Jenny Harlen with her Bokashi buckets. Photo: Leif Djärv.
Lately readers of this blog might have followed the compost hardships of one of my blog readers, Pol from Croatia. Composting kitchen waste isn’t always easy, especially if you live in a city apartment. Bad smell, slow decomposition of the food leftovers or neighbours’ fear of rat invasions can discourage even the most enthusiastic composter.
But recently I heard of a way to turn food waste into compost without all the smelly bits. Jenny Harlen is a New Zeelander who came to Sweden and realized we hadn’t yet heard about the Bokashi method. Now she receives nominations and prizes for her work.

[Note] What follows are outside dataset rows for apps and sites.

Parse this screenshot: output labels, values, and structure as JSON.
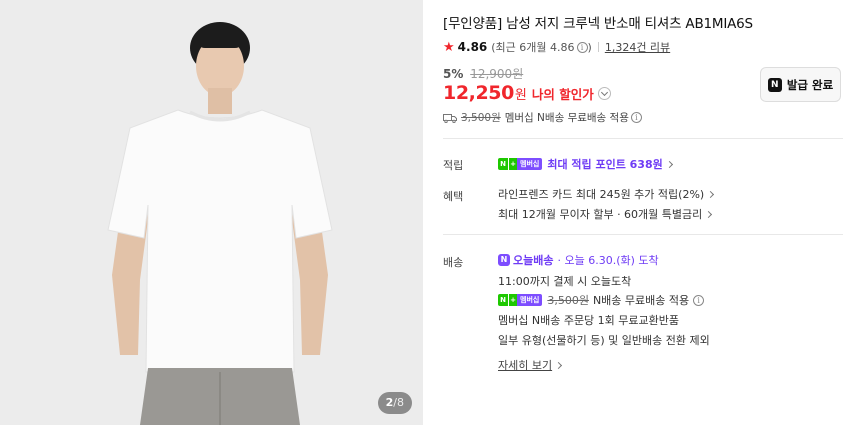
{
  "gallery": {
    "current": "2",
    "total": "/8"
  },
  "product": {
    "title": "[무인양품] 남성 저지 크루넥 반소매 티셔츠 AB1MIA6S",
    "rating": "4.86",
    "rating_recent": "(최근 6개월 4.86",
    "rating_recent_close": ")",
    "review_count": "1,324건 리뷰",
    "discount_rate": "5%",
    "original_price": "12,900원",
    "sale_price": "12,250",
    "currency": "원",
    "my_discount_label": "나의 할인가"
  },
  "coupon": {
    "badge": "N",
    "label": "발급 완료"
  },
  "shipping_note": {
    "strike": "3,500원",
    "text": "멤버십 N배송 무료배송 적용"
  },
  "points": {
    "label": "적립",
    "badge_n": "N",
    "badge_plus": "+",
    "badge_text": "멤버십",
    "text": "최대 적립 포인트 638원"
  },
  "benefits": {
    "label": "혜택",
    "line1": "라인프렌즈 카드 최대 245원 추가 적립(2%)",
    "line2": "최대 12개월 무이자 할부 · 60개월 특별금리"
  },
  "delivery": {
    "label": "배송",
    "today_icon": "N",
    "today_label": "오늘배송",
    "date_text": "· 오늘 6.30.(화) 도착",
    "deadline": "11:00까지 결제 시 오늘도착",
    "badge_n": "N",
    "badge_plus": "+",
    "badge_text": "멤버십",
    "member_strike": "3,500원",
    "member_text": "N배송 무료배송 적용",
    "exchange": "멤버십 N배송 주문당 1회 무료교환반품",
    "exclusion": "일부 유형(선물하기 등) 및 일반배송 전환 제외",
    "detail_link": "자세히 보기"
  },
  "colors": {
    "accent_red": "#f0262c",
    "purple": "#6f3cf5",
    "naver_green": "#1ec800"
  }
}
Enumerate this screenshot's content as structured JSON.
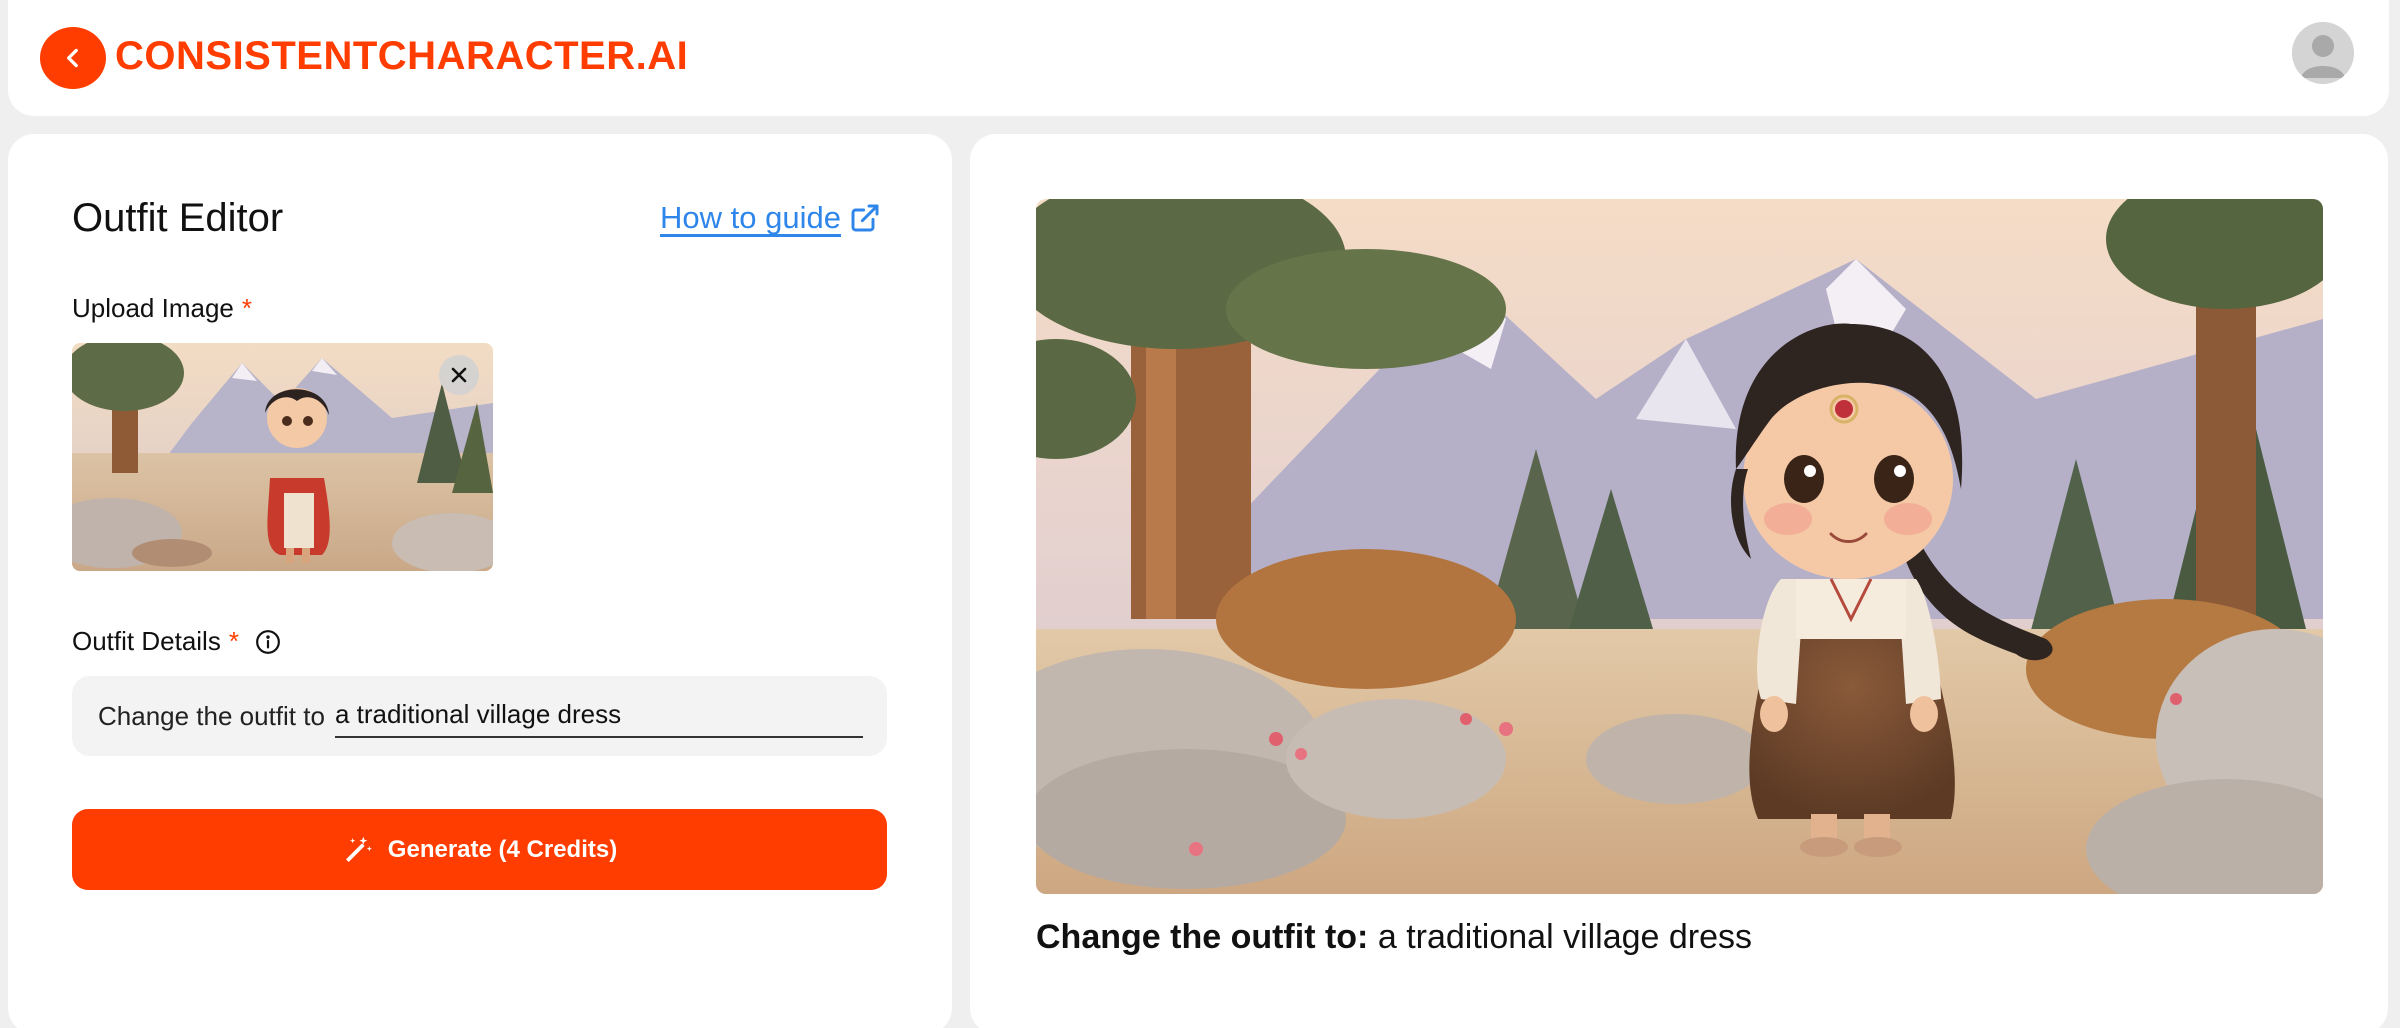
{
  "header": {
    "brand": "CONSISTENTCHARACTER.AI",
    "accent_color": "#ff3d00",
    "back_icon": "chevron-left-icon",
    "avatar_icon": "user-avatar-icon"
  },
  "editor": {
    "title": "Outfit Editor",
    "guide_link": "How to guide",
    "guide_icon": "external-link-icon",
    "upload_label": "Upload Image",
    "required_mark": "*",
    "outfit_label": "Outfit Details",
    "info_icon": "info-icon",
    "prompt_prefix": "Change the outfit to",
    "prompt_value": "a traditional village dress",
    "generate_label": "Generate (4 Credits)",
    "generate_icon": "magic-wand-icon"
  },
  "result": {
    "caption_label": "Change the outfit to:",
    "caption_value": "a traditional village dress"
  }
}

The technique makes compost of food waste in two steps. First, the waste (even normally difficult material such as prawn shells, minced meat and chicken’s bones) is left to ferment in an airtight kitchen container with some Bokashi bran (micro-organisms mixed with wheat bran) Next, the scraps are mixed with soil outdoors and becomes compost in just a few weeks, depending on the soil temperature. After that it’s ready to be used as plant soil.
The idea of using natural micro-organisms was developed in the late 1980:s by the Japanese professor Teruo Higa and is now used all over the world. One good thing about this technique is that there are no CO2 or methane emissions from the process.
Now the method is spreading in Sweden, and Jenny Harlen has also found ways to adapt it to our cold winters, when the ground is frozen and impossible to dig up.
According to her the amount of Bokashi powder needed to keep the compost going only costs about one Swedish kronor per day. And it doesn’t smell – not even when you put surströmming (fermented herring, which normally has an unbearable smell even when you eat it…) in the bucket, I read on her Bokashi blog.
I haven’t yet tried this method at home, but while I am still waiting for the municipal waste system to start collecting the organic waste from the block of flats where I live, maybe it would be a good alternative.
Looks like good soil to me. Photo: Leif Djärv.